Once the system has been implemented, it will be possible to create specular and normal maps outside of Second Life and then upload them as individual assets just as textures and sound files, etc., are currently uploaded. Once uploaded, the maps can then be applied to in-world objects and object faces in much the same way as textures are currently applied, allowing them to be combined with one another and suitable textures to produce the finished material effect on the object itself.
As with any other content, maps could be created, uploaded and offered for sale (in packs with textures, for example), allowing builders, etc., make use of them. Additionally, LL may offer a selection of normal and specular maps as a part of the system library found in people’s inventories.
Obviously, for all this to work, it means that there are a number of changes that need to be made to Second Life, both on the server-side (storing the new maps as recognised assets, provisioning them to the viewer, etc.), within the viewer, and to the rendering system itself (so it can correctly interpret the data).
In the case of the viewer, a major area of change will be in the Texture tab of the Build floater, where additional pickers will be needed allow the selection of normal and specular maps. Additional controls will also be required to allow things like the reflectivity / lighting in specular maps to be adjusted, although in the initial release, it is likely the texture, normal and specular maps will be locked to the same rotation, repeats, offsets, and so on (so it will not be possible to flip a normal map vertically without also flipping the other two).
The Creative Process

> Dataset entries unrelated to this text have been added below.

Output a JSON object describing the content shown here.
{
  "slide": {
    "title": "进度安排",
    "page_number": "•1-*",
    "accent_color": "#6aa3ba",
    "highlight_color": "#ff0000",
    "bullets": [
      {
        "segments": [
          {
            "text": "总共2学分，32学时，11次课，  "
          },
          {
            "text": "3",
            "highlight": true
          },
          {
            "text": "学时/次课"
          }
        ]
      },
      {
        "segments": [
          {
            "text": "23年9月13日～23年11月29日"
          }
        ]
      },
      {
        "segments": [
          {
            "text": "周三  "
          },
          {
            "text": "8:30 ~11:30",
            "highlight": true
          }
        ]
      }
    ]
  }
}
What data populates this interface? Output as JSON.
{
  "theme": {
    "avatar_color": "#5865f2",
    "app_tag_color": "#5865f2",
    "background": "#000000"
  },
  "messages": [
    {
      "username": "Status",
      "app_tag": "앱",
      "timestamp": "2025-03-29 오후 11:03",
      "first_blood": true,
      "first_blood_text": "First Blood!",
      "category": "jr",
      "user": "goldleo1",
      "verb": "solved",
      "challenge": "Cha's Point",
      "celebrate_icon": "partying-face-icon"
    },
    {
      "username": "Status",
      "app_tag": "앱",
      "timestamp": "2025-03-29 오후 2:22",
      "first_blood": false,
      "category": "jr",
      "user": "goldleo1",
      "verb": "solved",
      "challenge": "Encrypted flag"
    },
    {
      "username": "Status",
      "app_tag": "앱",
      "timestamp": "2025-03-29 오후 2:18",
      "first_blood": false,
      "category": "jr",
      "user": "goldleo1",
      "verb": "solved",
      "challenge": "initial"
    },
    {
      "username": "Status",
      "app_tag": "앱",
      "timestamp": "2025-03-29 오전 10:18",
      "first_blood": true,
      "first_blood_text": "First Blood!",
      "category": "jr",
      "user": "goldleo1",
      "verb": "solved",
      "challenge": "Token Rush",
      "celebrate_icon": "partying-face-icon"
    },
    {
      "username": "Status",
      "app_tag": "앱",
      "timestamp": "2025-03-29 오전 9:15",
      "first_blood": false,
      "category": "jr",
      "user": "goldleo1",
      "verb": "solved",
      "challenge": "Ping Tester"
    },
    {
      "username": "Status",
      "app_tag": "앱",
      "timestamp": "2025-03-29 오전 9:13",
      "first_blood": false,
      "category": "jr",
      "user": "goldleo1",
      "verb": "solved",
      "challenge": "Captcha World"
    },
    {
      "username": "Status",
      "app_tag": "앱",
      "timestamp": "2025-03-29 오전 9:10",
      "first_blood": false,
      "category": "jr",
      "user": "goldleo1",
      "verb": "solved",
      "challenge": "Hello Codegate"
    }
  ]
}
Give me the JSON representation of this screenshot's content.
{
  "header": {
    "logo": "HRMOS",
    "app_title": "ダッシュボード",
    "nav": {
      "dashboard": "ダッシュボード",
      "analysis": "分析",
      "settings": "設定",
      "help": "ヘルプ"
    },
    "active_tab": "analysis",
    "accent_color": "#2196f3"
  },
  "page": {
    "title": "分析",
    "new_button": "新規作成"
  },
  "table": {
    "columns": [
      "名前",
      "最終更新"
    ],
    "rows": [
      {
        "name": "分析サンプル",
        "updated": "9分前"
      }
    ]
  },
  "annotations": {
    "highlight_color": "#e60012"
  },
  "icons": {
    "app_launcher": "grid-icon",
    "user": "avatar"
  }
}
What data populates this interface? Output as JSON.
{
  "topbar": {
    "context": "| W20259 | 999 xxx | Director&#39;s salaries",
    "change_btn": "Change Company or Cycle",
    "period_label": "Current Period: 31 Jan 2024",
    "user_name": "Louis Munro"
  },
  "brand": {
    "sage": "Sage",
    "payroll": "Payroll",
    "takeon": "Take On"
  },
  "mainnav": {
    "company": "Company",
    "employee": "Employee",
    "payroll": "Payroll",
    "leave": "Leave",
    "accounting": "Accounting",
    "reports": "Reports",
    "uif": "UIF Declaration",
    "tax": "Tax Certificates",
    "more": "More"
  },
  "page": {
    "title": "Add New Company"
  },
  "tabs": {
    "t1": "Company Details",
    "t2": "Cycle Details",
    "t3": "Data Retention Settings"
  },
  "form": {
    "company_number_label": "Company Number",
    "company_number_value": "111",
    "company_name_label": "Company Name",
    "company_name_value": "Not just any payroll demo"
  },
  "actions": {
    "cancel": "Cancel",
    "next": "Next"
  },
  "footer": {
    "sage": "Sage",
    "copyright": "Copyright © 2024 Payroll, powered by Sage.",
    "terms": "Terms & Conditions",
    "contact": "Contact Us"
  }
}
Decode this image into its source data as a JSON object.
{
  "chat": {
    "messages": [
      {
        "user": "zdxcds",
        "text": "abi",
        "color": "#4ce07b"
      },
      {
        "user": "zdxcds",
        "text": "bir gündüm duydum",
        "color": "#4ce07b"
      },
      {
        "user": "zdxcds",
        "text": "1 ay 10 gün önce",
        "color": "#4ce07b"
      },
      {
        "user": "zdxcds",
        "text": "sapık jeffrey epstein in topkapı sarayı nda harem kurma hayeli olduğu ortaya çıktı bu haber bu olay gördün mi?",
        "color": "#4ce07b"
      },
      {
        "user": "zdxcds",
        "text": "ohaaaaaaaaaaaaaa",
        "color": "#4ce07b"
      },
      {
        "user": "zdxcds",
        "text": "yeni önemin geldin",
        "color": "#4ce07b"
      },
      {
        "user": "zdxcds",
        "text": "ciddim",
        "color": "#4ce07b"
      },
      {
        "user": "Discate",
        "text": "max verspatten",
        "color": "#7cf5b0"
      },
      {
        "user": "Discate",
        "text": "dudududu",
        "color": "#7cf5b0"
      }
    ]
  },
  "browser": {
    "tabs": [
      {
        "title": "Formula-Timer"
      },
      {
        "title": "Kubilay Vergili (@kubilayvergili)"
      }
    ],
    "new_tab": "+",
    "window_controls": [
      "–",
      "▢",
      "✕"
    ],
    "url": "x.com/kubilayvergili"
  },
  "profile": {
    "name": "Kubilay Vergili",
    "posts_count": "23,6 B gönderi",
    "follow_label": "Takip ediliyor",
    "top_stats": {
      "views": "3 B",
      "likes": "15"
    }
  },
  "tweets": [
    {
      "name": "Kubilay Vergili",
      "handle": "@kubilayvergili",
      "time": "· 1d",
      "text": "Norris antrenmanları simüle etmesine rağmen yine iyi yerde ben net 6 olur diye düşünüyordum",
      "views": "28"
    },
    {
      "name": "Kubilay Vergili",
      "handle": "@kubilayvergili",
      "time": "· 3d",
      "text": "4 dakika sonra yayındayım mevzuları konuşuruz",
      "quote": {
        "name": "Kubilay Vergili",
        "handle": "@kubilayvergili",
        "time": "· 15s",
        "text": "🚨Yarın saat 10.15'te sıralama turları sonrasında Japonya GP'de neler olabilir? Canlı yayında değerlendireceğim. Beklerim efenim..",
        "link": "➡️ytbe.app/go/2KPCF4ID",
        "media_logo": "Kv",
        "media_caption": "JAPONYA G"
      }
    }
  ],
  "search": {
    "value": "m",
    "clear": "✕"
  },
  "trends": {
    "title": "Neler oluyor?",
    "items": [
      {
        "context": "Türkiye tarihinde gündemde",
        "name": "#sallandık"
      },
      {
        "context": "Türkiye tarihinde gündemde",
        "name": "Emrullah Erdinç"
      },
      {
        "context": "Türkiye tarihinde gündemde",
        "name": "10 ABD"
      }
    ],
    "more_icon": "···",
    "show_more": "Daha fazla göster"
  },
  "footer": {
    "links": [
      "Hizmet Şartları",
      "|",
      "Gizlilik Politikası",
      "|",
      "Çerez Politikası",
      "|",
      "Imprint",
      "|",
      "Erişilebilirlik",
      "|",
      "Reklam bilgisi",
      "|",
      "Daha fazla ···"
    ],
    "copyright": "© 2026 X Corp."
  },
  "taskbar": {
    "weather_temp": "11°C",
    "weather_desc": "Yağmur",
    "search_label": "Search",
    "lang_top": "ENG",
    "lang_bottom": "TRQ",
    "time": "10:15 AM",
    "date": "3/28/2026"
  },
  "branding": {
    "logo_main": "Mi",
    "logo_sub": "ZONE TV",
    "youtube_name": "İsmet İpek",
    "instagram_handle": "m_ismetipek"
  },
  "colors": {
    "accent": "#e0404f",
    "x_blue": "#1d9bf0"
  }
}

Specular and normal maps have been on content creators’ wish lists for a long time, but they are capabilities that the Lab have perhaps viewed as being in the “some day” category. Given this idea is largely the result of a proposal from the Exodus team, how did it come about?
“I originally had an idea for encoding material properties in a texture,” Geenz Spad, one of the principal architects for the idea, explains. “I asked Oz Linden if this would be violating any policies, and he told me to try putting together a proposal. We started work on this in February. In less than a month [and dropping the texture encoding idea in the process], we had a functional proof of concept ready to show to the people at the Lab.”
Following this, there was an extensive period of discussion within both camps on how to approach the project, with different proposals being exchanged back and forth relating to how various parts of the feature should work. “The process was quite lengthy, given that we were having to work around an existing architecture and determine what could be used as-is in the existing architecture, and what we’d have to create from scratch,” Geenz goes on. “But the project was green-lit in July, and it’s fantastic to see its announcement to the public!”
Time Scale, Discussions and Feature Requests
No official time scale has been announced for the project as yet, but the initial feature set is now largely defined and it is unlikely that any requests for additional capabilities will be added to the system prior to the initial release. However, a discussion thread has been started in the Building and Texturing sub-forum where ideas for future enhancement to the system can be discussed, and where questions can be addressed.
In addition, a JIRA (STORM-1905) has been created by Oz Linden in which feature requests for future updates to the system can be made, and in which links to detailed information on the functionality and design will be added as they become available.